Start of Input data

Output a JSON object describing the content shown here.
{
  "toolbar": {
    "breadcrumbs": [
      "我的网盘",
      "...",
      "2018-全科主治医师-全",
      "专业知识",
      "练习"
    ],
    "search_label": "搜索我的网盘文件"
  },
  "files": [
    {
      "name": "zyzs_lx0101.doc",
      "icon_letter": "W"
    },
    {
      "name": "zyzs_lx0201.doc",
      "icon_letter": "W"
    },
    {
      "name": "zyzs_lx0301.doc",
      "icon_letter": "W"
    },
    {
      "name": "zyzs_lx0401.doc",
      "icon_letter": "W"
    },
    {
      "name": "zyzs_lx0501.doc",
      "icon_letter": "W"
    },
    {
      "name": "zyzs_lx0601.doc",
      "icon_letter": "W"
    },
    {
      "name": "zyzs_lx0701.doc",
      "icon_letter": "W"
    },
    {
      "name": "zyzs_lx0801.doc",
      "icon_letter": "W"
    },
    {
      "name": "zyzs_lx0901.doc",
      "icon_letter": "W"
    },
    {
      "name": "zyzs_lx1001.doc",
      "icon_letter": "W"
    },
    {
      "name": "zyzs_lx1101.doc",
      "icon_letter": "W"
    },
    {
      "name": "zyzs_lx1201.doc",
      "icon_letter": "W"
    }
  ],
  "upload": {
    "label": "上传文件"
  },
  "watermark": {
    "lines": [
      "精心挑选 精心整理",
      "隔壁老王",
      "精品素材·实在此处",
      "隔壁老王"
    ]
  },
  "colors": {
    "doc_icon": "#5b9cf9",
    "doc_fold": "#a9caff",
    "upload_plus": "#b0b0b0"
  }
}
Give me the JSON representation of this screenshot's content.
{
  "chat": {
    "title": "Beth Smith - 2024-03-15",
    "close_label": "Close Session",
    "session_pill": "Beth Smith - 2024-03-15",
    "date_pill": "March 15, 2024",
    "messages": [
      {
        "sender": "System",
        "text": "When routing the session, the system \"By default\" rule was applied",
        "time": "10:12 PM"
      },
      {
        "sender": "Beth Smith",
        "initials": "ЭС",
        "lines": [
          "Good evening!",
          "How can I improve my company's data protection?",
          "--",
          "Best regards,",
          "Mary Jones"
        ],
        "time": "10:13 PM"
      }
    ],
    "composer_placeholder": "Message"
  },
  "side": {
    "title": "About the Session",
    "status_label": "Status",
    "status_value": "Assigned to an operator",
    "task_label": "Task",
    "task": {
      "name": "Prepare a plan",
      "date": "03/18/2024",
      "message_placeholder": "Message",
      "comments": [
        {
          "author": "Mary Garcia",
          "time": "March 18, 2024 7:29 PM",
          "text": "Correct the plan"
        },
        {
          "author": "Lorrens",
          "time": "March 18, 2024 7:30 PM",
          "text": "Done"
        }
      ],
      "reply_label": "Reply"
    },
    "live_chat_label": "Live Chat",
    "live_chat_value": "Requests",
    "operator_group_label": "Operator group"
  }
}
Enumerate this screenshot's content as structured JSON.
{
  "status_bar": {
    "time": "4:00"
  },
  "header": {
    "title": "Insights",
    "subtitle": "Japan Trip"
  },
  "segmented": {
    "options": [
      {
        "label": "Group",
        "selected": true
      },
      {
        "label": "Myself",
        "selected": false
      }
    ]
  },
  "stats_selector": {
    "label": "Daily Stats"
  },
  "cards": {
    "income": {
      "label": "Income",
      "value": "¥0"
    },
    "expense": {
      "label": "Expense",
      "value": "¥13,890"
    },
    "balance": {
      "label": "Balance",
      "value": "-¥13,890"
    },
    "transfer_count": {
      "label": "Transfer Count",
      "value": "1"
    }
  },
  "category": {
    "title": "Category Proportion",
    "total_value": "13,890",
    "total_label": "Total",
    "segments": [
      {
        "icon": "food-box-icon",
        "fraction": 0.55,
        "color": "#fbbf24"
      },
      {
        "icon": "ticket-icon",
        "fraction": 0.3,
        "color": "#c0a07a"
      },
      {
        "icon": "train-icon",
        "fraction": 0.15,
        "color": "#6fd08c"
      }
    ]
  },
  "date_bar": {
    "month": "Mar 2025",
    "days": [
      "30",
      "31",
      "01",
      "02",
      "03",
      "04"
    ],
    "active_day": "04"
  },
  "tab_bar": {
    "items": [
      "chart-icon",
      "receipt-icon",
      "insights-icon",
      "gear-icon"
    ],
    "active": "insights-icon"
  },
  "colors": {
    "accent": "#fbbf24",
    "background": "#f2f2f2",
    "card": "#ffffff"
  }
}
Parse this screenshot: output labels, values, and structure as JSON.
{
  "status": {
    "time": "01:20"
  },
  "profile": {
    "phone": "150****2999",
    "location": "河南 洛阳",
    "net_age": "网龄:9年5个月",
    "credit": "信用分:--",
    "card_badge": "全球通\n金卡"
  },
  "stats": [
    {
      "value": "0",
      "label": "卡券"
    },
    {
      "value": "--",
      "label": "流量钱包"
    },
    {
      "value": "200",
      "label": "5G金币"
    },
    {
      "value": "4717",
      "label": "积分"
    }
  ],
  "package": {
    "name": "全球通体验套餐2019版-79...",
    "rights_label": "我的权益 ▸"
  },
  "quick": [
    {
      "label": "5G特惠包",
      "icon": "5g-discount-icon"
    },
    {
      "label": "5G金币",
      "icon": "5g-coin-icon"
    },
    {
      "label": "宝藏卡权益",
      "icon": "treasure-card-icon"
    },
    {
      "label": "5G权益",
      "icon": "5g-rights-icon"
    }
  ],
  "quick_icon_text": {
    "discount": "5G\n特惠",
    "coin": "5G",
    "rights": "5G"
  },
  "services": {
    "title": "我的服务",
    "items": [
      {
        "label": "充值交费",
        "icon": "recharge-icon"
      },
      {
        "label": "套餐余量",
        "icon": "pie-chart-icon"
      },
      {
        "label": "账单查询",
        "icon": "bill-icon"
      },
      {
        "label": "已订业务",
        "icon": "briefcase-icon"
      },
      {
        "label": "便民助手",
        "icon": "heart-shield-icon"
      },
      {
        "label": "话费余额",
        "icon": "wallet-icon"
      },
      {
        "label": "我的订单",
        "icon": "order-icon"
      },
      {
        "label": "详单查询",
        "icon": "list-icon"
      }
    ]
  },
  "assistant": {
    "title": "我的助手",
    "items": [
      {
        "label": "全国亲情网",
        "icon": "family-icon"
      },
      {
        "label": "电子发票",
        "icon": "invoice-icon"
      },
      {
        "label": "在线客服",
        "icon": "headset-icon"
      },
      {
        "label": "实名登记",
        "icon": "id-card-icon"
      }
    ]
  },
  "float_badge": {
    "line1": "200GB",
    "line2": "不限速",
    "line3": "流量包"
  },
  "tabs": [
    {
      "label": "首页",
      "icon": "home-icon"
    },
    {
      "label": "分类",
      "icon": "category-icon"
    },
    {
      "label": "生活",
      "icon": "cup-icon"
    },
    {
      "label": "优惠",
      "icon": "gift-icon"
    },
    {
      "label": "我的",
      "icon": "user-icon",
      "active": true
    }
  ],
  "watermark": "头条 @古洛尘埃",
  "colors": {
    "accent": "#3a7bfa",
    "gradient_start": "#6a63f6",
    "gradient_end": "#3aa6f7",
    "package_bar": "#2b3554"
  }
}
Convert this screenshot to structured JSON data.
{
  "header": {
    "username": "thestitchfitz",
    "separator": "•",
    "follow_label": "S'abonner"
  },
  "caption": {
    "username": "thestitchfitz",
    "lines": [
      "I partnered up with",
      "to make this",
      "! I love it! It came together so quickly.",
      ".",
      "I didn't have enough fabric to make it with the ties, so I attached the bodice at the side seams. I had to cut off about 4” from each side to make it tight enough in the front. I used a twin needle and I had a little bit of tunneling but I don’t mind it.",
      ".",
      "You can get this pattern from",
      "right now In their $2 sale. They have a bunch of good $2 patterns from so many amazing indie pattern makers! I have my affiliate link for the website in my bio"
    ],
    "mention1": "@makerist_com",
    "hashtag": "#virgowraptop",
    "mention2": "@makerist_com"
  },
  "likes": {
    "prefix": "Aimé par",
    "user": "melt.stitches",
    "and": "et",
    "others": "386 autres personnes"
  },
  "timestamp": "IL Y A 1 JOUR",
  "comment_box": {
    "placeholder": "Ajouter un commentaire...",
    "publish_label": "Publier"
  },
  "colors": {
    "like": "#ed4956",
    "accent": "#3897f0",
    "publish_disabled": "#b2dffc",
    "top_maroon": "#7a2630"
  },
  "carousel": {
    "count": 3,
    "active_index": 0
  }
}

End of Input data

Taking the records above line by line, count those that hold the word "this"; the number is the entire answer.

*Reply to the task*:
6